■ **DATA TO USE**
============================================================

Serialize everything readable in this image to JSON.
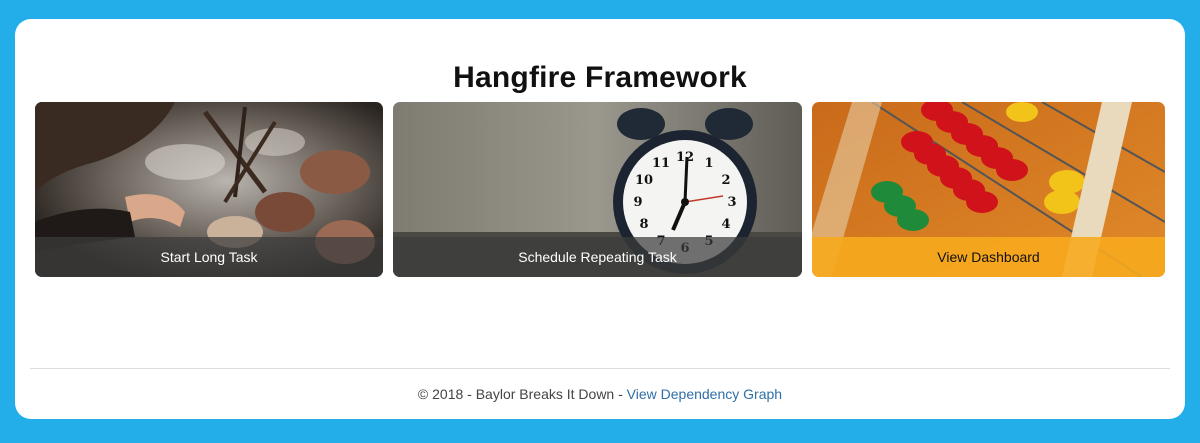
{
  "page": {
    "title": "Hangfire Framework"
  },
  "cards": [
    {
      "label": "Start Long Task",
      "image": "campfire-photo"
    },
    {
      "label": "Schedule Repeating Task",
      "image": "alarm-clock-photo"
    },
    {
      "label": "View Dashboard",
      "image": "abacus-photo"
    }
  ],
  "clock": {
    "numerals": [
      "12",
      "1",
      "2",
      "3",
      "4",
      "5",
      "6",
      "7",
      "8",
      "9",
      "10",
      "11"
    ]
  },
  "footer": {
    "text": "© 2018 - Baylor Breaks It Down - ",
    "link_label": "View Dependency Graph"
  },
  "colors": {
    "background": "#23aeea",
    "panel": "#ffffff",
    "caption_dark": "#3c3c3c",
    "caption_orange": "#f7aa1e",
    "link": "#2f6fa8"
  }
}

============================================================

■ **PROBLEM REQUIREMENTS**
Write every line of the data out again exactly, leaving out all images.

■ **EXERCISE ANSWER**
Serialize everything readable in this image to JSON.
{
  "page": {
    "title": "Hangfire Framework"
  },
  "cards": [
    {
      "label": "Start Long Task",
      "image": "campfire-photo"
    },
    {
      "label": "Schedule Repeating Task",
      "image": "alarm-clock-photo"
    },
    {
      "label": "View Dashboard",
      "image": "abacus-photo"
    }
  ],
  "clock": {
    "numerals": [
      "12",
      "1",
      "2",
      "3",
      "4",
      "5",
      "6",
      "7",
      "8",
      "9",
      "10",
      "11"
    ]
  },
  "footer": {
    "text": "© 2018 - Baylor Breaks It Down - ",
    "link_label": "View Dependency Graph"
  },
  "colors": {
    "background": "#23aeea",
    "panel": "#ffffff",
    "caption_dark": "#3c3c3c",
    "caption_orange": "#f7aa1e",
    "link": "#2f6fa8"
  }
}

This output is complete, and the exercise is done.